Seven years ago, Alyssa N. Zucker and Abigail J. Stewart, in an article titled, “Growing Up and Growing Older: Feminism as a Context for Women’s Lives,” polled a variety of University of Michigan alumnae to “Please name and briefly describe three women in this century [20th] who you think did at least one of the following: wrote an influential book, worked for women’s rights, influenced women’s lives.” Four women were named by at least 10 percent of the respondents: Eleanor Roosevelt (31 percent), Gloria Steinem (29 percent), Betty Friedan (26 percent), and Hillary Rodham Clinton (13 percent).
The group most directly affected in late adolescence by second-wave feminism was the middle cohort [those age 46]. They identified Gloria Steinem—perhaps the most public face and voice of that wave—as an influential woman most often and significantly more often than did the other cohorts [ages 26 and 66].
And yet … As Dowd noted the very next year in talking about a younger, but still middle-aged, generation of feminists, “And they don’t like Gloria Steinem and other old-school feminists trying to impose gender discipline and a call to order on the sisters.”
It was an evolution that journalism lecturer Kaitlynn Mendes observed in a 2012 article reviewing four decades of reporting on feminism in the journal Media Culture & Society:
Through labelling the Second Wave ‘old-school’, the discourse not only argues that something new and modern is needed (after all, perhaps it is), but that whatever develops needs to be radically different from the past; that is, rather than being angry, shrill or radical (as these are the bulk of the charges against the Second Wave), feminism today should be modern, fun, and not take all the old gender politics too seriously (see also Douglas, 2010). Furthermore, it is frequently stressed that to be a Second Wave feminist, one must conform to the party line, whereas contemporary feminism can be individualized according to one’s own interests and concerns.
Observed, but didn’t necessarily endorse.

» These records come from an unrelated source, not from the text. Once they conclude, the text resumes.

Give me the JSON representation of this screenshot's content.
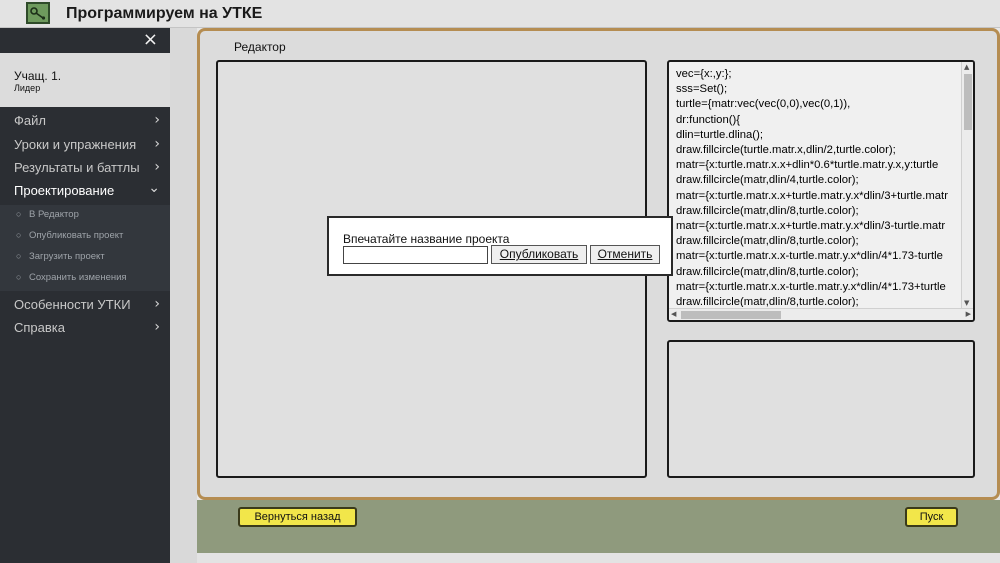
{
  "app": {
    "title": "Программируем на УТКЕ",
    "logo_icon": "turtle-logo-icon"
  },
  "sidebar": {
    "close_symbol": "×",
    "user": {
      "name": "Учащ. 1.",
      "role": "Лидер"
    },
    "menu": [
      {
        "label": "Файл",
        "chevron": "›"
      },
      {
        "label": "Уроки и упражнения",
        "chevron": "›"
      },
      {
        "label": "Результаты и баттлы",
        "chevron": "›"
      },
      {
        "label": "Проектирование",
        "chevron": "⌄",
        "expanded": true
      },
      {
        "label": "Особенности УТКИ",
        "chevron": "›"
      },
      {
        "label": "Справка",
        "chevron": "›"
      }
    ],
    "submenu": [
      {
        "label": "В Редактор",
        "bullet": "○"
      },
      {
        "label": "Опубликовать проект",
        "bullet": "○"
      },
      {
        "label": "Загрузить проект",
        "bullet": "○"
      },
      {
        "label": "Сохранить изменения",
        "bullet": "○"
      }
    ]
  },
  "editor": {
    "title": "Редактор",
    "code": "vec={x:,y:};\nsss=Set();\nturtle={matr:vec(vec(0,0),vec(0,1)),\ndr:function(){\ndlin=turtle.dlina();\ndraw.fillcircle(turtle.matr.x,dlin/2,turtle.color);\nmatr={x:turtle.matr.x.x+dlin*0.6*turtle.matr.y.x,y:turtle\ndraw.fillcircle(matr,dlin/4,turtle.color);\nmatr={x:turtle.matr.x.x+turtle.matr.y.x*dlin/3+turtle.matr\ndraw.fillcircle(matr,dlin/8,turtle.color);\nmatr={x:turtle.matr.x.x+turtle.matr.y.x*dlin/3-turtle.matr\ndraw.fillcircle(matr,dlin/8,turtle.color);\nmatr={x:turtle.matr.x.x-turtle.matr.y.x*dlin/4*1.73-turtle\ndraw.fillcircle(matr,dlin/8,turtle.color);\nmatr={x:turtle.matr.x.x-turtle.matr.y.x*dlin/4*1.73+turtle\ndraw.fillcircle(matr,dlin/8,turtle.color);",
    "back_button": "Вернуться назад",
    "run_button": "Пуск"
  },
  "dialog": {
    "prompt": "Впечатайте название проекта",
    "input_value": "",
    "publish_button": "Опубликовать",
    "cancel_button": "Отменить"
  },
  "colors": {
    "sidebar_bg": "#2b2e33",
    "panel_border": "#b58d52",
    "button_yellow": "#f2e64a",
    "bottom_bar": "#8f9a7d"
  }
}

As Mendes concluded:
Public constructions of feminism are consequently in serious need of revising so as to focus on its aims as a political project, before there is any hope of liberating women. Educating the public, and particularly news workers, about feminism’s history, goals, and political origins and differences is an important first step in this process.
But only a first step, as Steinem herself noted. “I don’t think,” she explained to an audience member distraught because her younger peers didn’t appreciate the struggle, “gratitude ever radicalized anybody”